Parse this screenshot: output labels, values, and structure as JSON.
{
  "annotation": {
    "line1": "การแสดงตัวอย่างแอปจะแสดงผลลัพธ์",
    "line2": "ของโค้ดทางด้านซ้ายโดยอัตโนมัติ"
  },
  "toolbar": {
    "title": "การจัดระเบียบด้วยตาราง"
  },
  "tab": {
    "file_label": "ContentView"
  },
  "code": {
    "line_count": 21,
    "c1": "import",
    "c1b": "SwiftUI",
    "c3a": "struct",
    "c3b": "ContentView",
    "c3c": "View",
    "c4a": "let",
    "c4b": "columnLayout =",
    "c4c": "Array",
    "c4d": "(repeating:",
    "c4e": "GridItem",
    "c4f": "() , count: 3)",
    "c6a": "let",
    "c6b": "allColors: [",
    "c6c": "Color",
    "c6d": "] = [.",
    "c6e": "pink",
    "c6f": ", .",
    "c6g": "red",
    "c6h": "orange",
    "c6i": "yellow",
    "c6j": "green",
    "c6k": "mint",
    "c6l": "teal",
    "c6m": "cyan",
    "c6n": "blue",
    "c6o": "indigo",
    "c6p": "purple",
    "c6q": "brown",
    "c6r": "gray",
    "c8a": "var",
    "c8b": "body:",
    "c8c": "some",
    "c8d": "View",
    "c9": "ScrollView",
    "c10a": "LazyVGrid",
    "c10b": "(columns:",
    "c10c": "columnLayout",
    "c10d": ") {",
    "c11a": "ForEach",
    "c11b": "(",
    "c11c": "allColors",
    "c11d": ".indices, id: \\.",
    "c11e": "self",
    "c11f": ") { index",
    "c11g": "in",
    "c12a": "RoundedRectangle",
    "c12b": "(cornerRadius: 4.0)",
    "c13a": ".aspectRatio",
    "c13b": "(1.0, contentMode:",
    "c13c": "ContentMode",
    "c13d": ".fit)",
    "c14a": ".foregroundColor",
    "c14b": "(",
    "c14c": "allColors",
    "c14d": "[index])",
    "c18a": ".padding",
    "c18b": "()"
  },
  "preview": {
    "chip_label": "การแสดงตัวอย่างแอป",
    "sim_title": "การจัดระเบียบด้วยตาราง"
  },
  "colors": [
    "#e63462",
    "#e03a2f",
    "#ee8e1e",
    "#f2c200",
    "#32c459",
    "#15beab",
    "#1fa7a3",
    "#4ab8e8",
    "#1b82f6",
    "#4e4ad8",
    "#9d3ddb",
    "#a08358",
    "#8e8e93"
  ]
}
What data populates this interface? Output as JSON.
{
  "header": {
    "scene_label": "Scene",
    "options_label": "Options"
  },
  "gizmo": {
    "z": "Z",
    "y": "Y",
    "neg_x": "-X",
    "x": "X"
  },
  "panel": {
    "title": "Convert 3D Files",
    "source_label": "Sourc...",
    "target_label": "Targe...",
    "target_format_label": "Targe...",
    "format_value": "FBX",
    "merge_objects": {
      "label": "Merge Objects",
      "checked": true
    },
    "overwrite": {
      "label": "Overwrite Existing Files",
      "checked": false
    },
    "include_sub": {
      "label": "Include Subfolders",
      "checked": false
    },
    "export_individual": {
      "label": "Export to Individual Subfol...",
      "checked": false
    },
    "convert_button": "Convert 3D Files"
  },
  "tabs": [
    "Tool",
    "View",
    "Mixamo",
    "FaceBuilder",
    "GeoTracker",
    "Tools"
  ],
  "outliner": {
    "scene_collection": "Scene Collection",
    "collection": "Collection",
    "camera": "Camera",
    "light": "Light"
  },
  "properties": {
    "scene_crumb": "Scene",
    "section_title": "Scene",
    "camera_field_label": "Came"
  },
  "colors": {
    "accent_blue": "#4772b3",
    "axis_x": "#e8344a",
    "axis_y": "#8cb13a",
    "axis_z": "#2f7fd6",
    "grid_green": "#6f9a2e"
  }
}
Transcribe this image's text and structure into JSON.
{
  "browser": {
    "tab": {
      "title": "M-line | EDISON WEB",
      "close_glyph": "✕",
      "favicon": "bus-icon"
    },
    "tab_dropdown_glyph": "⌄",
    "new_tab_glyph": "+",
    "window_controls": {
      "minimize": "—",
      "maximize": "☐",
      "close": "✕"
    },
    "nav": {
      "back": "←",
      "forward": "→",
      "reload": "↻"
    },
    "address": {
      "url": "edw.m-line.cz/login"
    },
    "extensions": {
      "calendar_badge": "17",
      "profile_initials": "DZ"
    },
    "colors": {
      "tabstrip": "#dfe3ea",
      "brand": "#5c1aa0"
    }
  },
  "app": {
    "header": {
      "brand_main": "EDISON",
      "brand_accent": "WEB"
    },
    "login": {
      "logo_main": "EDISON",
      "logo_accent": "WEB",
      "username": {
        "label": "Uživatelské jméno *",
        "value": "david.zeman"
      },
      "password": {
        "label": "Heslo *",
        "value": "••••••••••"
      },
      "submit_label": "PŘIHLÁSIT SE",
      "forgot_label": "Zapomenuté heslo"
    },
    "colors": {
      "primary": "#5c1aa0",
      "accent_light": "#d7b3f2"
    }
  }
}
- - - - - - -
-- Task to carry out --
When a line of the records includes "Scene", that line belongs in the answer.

-- Solution for this problem --
    "scene_label": "Scene",
    "scene_collection": "Scene Collection",
    "scene_crumb": "Scene",
    "section_title": "Scene",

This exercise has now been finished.